Start of Block

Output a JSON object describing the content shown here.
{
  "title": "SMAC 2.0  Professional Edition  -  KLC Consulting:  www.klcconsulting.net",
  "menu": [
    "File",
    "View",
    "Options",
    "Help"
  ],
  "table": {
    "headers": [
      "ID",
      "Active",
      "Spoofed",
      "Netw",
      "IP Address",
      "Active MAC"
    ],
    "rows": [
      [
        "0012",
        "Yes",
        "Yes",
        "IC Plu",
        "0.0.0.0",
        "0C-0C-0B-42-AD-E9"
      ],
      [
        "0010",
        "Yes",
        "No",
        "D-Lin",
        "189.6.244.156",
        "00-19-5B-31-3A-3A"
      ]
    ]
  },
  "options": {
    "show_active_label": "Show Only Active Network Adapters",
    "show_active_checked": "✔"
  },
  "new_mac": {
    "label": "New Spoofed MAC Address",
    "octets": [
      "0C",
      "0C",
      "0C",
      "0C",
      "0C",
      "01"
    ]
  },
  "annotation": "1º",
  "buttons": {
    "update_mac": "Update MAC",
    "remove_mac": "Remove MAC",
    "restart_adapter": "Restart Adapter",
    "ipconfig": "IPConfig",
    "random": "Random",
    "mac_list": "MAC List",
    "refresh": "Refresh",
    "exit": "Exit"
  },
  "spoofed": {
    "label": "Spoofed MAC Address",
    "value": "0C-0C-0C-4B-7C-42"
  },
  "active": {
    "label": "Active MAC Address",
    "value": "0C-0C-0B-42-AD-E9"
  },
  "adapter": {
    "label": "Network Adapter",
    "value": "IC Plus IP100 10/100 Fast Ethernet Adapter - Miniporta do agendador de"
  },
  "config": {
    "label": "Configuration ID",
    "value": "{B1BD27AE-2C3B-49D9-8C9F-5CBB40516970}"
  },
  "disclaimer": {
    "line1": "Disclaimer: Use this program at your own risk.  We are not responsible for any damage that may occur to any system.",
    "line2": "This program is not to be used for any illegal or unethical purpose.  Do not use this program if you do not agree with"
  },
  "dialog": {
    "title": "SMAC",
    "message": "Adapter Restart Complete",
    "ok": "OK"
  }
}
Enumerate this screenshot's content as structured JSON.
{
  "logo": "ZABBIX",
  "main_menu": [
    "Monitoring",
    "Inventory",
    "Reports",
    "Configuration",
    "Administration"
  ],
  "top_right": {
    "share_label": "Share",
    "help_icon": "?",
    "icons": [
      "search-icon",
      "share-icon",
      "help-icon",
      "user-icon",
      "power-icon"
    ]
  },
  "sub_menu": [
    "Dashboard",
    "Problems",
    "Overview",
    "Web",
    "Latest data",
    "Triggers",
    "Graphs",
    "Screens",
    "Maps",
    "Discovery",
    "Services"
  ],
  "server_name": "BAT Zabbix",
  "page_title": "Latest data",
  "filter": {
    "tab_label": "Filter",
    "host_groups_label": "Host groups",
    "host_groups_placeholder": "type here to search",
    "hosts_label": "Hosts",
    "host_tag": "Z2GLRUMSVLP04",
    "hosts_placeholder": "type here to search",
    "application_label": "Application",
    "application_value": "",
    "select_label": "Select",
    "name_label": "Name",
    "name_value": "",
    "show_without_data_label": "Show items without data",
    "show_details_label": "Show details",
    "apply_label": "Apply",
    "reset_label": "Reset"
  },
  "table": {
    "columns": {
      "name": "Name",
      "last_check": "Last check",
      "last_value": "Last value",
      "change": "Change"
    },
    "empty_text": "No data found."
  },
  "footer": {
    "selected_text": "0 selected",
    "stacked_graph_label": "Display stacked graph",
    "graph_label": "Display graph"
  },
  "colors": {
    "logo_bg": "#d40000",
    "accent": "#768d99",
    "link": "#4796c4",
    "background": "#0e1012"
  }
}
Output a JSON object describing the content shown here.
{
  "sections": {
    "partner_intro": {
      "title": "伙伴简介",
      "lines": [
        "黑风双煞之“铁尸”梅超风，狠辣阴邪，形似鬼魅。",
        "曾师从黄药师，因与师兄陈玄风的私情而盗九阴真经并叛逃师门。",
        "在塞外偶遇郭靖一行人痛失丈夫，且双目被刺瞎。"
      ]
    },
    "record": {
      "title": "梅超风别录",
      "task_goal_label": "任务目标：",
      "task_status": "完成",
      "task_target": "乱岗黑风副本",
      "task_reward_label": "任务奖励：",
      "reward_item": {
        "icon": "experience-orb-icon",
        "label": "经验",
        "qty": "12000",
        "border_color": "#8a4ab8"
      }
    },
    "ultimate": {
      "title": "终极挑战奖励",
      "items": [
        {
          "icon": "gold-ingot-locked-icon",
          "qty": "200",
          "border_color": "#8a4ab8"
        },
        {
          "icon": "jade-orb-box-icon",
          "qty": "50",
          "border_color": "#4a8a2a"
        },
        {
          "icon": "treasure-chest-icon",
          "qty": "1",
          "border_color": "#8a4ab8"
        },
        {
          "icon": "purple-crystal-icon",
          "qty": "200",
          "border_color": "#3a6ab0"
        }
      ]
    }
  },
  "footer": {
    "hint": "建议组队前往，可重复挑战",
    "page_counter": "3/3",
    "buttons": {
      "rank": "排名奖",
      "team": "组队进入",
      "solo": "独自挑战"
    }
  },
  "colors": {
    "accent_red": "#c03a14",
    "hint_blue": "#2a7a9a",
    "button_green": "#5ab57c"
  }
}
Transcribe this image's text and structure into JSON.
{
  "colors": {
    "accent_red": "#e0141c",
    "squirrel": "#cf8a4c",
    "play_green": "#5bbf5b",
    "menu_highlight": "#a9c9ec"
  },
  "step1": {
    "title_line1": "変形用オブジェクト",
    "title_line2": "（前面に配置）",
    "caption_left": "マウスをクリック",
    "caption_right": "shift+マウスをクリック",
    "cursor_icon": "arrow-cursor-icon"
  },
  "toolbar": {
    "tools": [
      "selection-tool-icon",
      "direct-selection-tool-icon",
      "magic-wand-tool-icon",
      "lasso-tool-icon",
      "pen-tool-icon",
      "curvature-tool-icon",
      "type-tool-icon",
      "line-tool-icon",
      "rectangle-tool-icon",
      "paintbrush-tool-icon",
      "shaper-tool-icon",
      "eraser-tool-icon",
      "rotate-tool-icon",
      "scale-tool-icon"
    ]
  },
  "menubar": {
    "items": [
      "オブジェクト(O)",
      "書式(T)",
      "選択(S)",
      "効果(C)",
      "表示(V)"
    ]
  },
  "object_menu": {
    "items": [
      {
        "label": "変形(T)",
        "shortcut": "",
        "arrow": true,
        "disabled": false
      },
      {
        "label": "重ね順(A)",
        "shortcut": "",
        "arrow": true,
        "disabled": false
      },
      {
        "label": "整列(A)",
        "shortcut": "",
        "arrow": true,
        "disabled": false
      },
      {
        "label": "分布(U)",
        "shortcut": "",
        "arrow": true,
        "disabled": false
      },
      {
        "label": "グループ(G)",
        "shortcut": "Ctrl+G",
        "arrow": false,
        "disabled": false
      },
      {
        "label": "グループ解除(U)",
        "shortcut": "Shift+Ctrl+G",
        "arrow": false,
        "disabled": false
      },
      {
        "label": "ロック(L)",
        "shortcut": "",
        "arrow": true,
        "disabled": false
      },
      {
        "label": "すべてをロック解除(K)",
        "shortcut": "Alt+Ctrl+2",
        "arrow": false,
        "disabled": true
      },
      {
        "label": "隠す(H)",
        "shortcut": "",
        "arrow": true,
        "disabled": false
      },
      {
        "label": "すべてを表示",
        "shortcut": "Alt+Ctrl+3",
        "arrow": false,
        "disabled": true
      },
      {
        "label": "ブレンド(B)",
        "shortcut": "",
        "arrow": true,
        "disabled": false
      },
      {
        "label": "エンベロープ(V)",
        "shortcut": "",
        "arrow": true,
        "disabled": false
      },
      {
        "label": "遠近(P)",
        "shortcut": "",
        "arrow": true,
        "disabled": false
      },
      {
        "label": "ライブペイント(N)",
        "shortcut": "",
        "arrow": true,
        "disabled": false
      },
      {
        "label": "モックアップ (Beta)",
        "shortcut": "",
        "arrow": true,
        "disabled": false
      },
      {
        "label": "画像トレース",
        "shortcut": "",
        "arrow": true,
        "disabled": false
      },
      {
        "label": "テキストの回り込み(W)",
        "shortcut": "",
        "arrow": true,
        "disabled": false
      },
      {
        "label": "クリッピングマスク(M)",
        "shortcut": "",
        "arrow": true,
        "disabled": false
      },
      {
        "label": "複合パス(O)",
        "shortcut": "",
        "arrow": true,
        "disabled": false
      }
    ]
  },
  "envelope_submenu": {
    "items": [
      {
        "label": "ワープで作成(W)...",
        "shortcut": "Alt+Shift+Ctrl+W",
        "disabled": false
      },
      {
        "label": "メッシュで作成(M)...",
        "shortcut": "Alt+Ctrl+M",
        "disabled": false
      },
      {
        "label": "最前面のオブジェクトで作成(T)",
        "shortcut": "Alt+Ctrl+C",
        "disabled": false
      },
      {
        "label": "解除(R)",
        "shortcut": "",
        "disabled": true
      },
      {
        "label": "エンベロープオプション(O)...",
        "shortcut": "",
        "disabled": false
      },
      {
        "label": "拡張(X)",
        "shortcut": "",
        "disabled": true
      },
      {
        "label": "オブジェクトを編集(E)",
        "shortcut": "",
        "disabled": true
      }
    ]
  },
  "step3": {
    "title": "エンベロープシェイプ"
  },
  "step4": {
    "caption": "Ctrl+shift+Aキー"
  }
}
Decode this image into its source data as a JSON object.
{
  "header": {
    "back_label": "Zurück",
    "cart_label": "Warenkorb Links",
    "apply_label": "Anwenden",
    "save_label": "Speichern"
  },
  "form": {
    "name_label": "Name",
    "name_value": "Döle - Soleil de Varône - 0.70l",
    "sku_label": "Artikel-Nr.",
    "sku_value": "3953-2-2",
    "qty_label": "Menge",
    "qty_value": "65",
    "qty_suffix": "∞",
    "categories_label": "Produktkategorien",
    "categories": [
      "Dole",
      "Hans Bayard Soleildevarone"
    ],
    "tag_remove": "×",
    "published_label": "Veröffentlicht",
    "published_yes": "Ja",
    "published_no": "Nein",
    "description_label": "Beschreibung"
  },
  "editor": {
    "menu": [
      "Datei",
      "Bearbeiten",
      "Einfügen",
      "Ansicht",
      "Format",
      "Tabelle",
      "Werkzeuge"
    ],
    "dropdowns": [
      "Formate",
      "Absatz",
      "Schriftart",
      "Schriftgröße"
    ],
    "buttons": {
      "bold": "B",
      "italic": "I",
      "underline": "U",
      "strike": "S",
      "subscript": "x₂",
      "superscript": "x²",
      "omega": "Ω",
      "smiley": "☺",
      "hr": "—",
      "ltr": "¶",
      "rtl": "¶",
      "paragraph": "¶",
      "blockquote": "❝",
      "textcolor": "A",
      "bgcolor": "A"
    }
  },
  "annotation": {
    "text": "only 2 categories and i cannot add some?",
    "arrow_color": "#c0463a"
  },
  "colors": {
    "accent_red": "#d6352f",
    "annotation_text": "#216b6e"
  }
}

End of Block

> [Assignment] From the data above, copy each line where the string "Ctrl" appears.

> [Solution for this exercise]
        "shortcut": "Ctrl+G",
        "shortcut": "Shift+Ctrl+G",
        "shortcut": "Alt+Ctrl+2",
        "shortcut": "Alt+Ctrl+3",
        "shortcut": "Alt+Shift+Ctrl+W",
        "shortcut": "Alt+Ctrl+M",
        "shortcut": "Alt+Ctrl+C",
    "caption": "Ctrl+shift+Aキー"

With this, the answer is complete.